Information:

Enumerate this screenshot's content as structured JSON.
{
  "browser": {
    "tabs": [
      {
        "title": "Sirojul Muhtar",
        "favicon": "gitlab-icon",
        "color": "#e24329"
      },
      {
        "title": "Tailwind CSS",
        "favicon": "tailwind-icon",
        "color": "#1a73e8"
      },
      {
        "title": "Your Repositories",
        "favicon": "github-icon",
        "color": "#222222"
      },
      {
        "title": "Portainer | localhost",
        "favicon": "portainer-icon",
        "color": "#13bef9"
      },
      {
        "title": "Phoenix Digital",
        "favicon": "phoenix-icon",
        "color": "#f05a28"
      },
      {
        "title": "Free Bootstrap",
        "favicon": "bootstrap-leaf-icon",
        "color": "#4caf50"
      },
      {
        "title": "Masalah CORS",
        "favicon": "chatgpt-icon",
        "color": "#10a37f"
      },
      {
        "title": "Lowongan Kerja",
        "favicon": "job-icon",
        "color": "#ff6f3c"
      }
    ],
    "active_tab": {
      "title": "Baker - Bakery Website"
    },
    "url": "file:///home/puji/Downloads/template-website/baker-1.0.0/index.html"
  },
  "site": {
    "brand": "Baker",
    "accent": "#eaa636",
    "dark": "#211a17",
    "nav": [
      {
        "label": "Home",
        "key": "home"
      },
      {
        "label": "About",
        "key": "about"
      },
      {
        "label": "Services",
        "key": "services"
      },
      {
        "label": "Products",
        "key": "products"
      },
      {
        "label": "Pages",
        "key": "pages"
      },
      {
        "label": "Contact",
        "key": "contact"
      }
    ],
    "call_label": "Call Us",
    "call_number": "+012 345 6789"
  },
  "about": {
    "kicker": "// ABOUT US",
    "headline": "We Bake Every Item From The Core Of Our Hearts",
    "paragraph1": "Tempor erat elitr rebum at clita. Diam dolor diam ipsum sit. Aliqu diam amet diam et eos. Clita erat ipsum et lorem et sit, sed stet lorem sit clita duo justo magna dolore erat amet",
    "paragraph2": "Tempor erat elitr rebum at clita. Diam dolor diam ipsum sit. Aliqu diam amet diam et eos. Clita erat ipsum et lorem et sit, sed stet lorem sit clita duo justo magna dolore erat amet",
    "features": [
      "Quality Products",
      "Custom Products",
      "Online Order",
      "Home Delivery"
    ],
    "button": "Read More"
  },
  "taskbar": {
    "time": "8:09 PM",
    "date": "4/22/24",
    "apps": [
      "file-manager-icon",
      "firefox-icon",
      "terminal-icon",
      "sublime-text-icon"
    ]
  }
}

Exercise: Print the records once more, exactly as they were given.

Reply:
Enumerate this screenshot's content as structured JSON.
{
  "browser": {
    "tabs": [
      {
        "title": "Sirojul Muhtar",
        "favicon": "gitlab-icon",
        "color": "#e24329"
      },
      {
        "title": "Tailwind CSS",
        "favicon": "tailwind-icon",
        "color": "#1a73e8"
      },
      {
        "title": "Your Repositories",
        "favicon": "github-icon",
        "color": "#222222"
      },
      {
        "title": "Portainer | localhost",
        "favicon": "portainer-icon",
        "color": "#13bef9"
      },
      {
        "title": "Phoenix Digital",
        "favicon": "phoenix-icon",
        "color": "#f05a28"
      },
      {
        "title": "Free Bootstrap",
        "favicon": "bootstrap-leaf-icon",
        "color": "#4caf50"
      },
      {
        "title": "Masalah CORS",
        "favicon": "chatgpt-icon",
        "color": "#10a37f"
      },
      {
        "title": "Lowongan Kerja",
        "favicon": "job-icon",
        "color": "#ff6f3c"
      }
    ],
    "active_tab": {
      "title": "Baker - Bakery Website"
    },
    "url": "file:///home/puji/Downloads/template-website/baker-1.0.0/index.html"
  },
  "site": {
    "brand": "Baker",
    "accent": "#eaa636",
    "dark": "#211a17",
    "nav": [
      {
        "label": "Home",
        "key": "home"
      },
      {
        "label": "About",
        "key": "about"
      },
      {
        "label": "Services",
        "key": "services"
      },
      {
        "label": "Products",
        "key": "products"
      },
      {
        "label": "Pages",
        "key": "pages"
      },
      {
        "label": "Contact",
        "key": "contact"
      }
    ],
    "call_label": "Call Us",
    "call_number": "+012 345 6789"
  },
  "about": {
    "kicker": "// ABOUT US",
    "headline": "We Bake Every Item From The Core Of Our Hearts",
    "paragraph1": "Tempor erat elitr rebum at clita. Diam dolor diam ipsum sit. Aliqu diam amet diam et eos. Clita erat ipsum et lorem et sit, sed stet lorem sit clita duo justo magna dolore erat amet",
    "paragraph2": "Tempor erat elitr rebum at clita. Diam dolor diam ipsum sit. Aliqu diam amet diam et eos. Clita erat ipsum et lorem et sit, sed stet lorem sit clita duo justo magna dolore erat amet",
    "features": [
      "Quality Products",
      "Custom Products",
      "Online Order",
      "Home Delivery"
    ],
    "button": "Read More"
  },
  "taskbar": {
    "time": "8:09 PM",
    "date": "4/22/24",
    "apps": [
      "file-manager-icon",
      "firefox-icon",
      "terminal-icon",
      "sublime-text-icon"
    ]
  }
}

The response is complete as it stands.